Most people will take a pill, receive an injection, or otherwise take some kind of medicine during their lives, but most of us don’t know anything about how these substances actually work. How can various compounds impact the way we physically feel, think, and even behave? For the most part, this depends on how a drug alters the communication between cells in the brain.
There are a number of different ways that can happen. But before it gets into the brain, any drug must first reach the bloodstream on a journey that can take anywhere from seconds to hours, depending on factors like how it’s administered. The slowest method is to take a drug orally because it must be absorbed by our digestive system before it takes effect. Inhaling a drug gets it into the bloodstream faster. And injecting a drug intravenously works quickly too because it pumps the chemicals directly into the blood. Once there, the drug quickly reaches the gates of its destination, the brain.
The entrance to this organ is guarded by the blood-brain barrier, which separates blood from the nervous system to keep potentially dangerous substances out. So all drugs must have a specific chemical composition which gives them the key to unlock this barrier and pass through. Once inside, drugs start to interfere with the brain’s normal functioning by targeting its web of neurons and synapses. Neurons are brain cells that have a nucleus, dendrites, and an axon. Synapses are structures placed along the dendrites or the axon which allow the exchange of electrochemical signals between neurons.
Those signals take the form of chemicals called neurotransmitters. Each neurotransmitter plays different roles in regulating our behaviors, emotions, and cognition. But they all work in one of two ways. They can either inhibit the receiving neuron, limiting its activity, or excite it, creating a new electrochemical signal that spreads throughout the network. Any leftover neurotransmitter usually gets degraded or reabsorbed into the transmitting neuron. A drug’s effectiveness stems from its ability to manipulate these synaptic transmissions at different phases of the process.
That results in an increase or a decrease in the amount of neurotransmitters being spread.
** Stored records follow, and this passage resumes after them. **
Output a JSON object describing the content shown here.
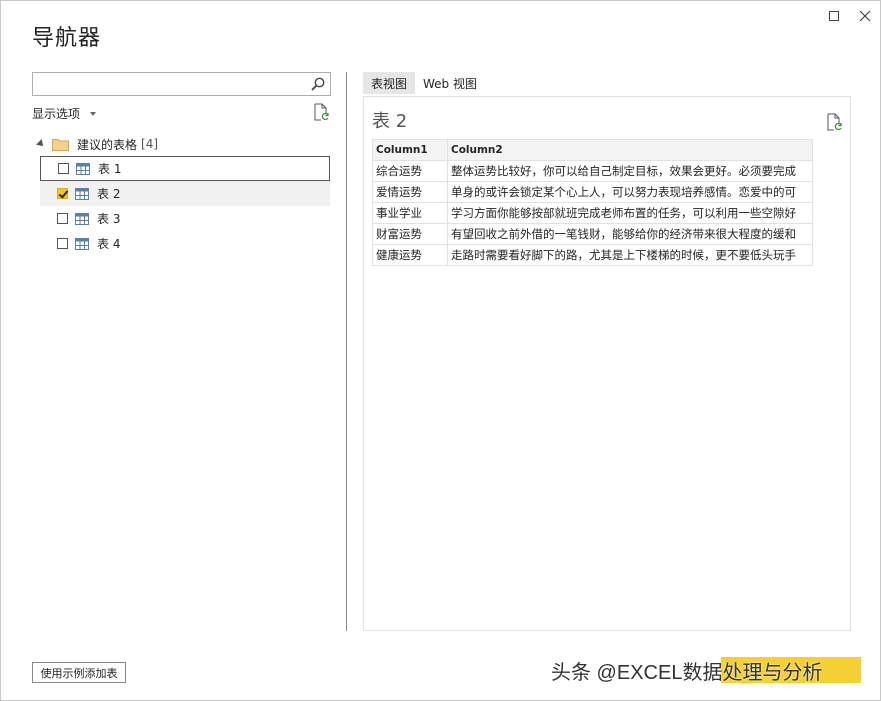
{
  "window": {
    "title": "导航器",
    "maximize_icon": "maximize-icon",
    "close_icon": "close-icon"
  },
  "left": {
    "search": {
      "value": "",
      "placeholder": ""
    },
    "display_options_label": "显示选项",
    "folder": {
      "label": "建议的表格",
      "count": "[4]"
    },
    "items": [
      {
        "label": "表 1",
        "checked": false,
        "focused": true
      },
      {
        "label": "表 2",
        "checked": true,
        "selected": true
      },
      {
        "label": "表 3",
        "checked": false
      },
      {
        "label": "表 4",
        "checked": false
      }
    ]
  },
  "right": {
    "tabs": [
      {
        "label": "表视图",
        "active": true
      },
      {
        "label": "Web 视图",
        "active": false
      }
    ],
    "preview_title": "表 2",
    "table": {
      "columns": [
        "Column1",
        "Column2"
      ],
      "rows": [
        [
          "综合运势",
          "整体运势比较好，你可以给自己制定目标，效果会更好。必须要完成"
        ],
        [
          "爱情运势",
          "单身的或许会锁定某个心上人，可以努力表现培养感情。恋爱中的可"
        ],
        [
          "事业学业",
          "学习方面你能够按部就班完成老师布置的任务，可以利用一些空隙好"
        ],
        [
          "财富运势",
          "有望回收之前外借的一笔钱财，能够给你的经济带来很大程度的缓和"
        ],
        [
          "健康运势",
          "走路时需要看好脚下的路，尤其是上下楼梯的时候，更不要低头玩手"
        ]
      ]
    }
  },
  "bottom": {
    "button_label": "使用示例添加表"
  },
  "watermark": "头条 @EXCEL数据处理与分析",
  "colors": {
    "accent": "#f2c811",
    "border": "#c8c8c8",
    "text": "#252423"
  }
}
For instance, common antidepressants, like SSRIs, stop the reabsorption of serotonin, a neurotransmitter that modulates our moods. This effectively pushes more of it into the neural network. Meanwhile, painkillers, like morphine, raise levels of serotonin and noradrenaline, which regulate energy, arousal, alertness, and pleasure. Those same neurotransmitters also affect endorphin receptors, reducing pain perception. And tranquilizers works by increasing the production of GABA to inhibit neural activity putting the person in a relaxed or sedated state. What about illegal or elicit drugs?
These have powerful impacts on the brain that we’re still trying to understand. Crystal meth, an amphetamine, induces a long-lasting release of dopamine, a neurotransmitter linked with the perception of reward and pleasure. It also activates noradrenaline receptors, which increases the heart rate, dilates pupils, and triggers the body’s fight or flight response. Cocaine blocks the reuptake of dopamine and serotonin, pushing more into the network where they boost energy, create feelings of euphoria, and suppress appetites.
And hallucinogenic drugs have some of the most puzzling effects. Substances like LSD, mescaline, and DMT all block the release of serotonin, which regulates mood and impulsivity. They also have an impact on the neural circuits involved in perception, learning, and behavioral regulation, which may explain why these drugs have such powerful impacts. Even if some of these effects sound exciting, there are reasons why some of these drugs are highly controlled and often illegal.
Drugs have the power to alter the brain’s chemistry, and repeated use can permanently rewire the neural networks that support our ability to think, make decisions, learn, and remember things. There’s a lot we still don’t know about drugs and their effects, both the good and the bad. But those we do know about are the ones we’ve studied closely, and turned into effective medicines. As our knowledge grows about drugs and the brain, the possibilities will also increase for treating the many medical problems that puzzle researchers today.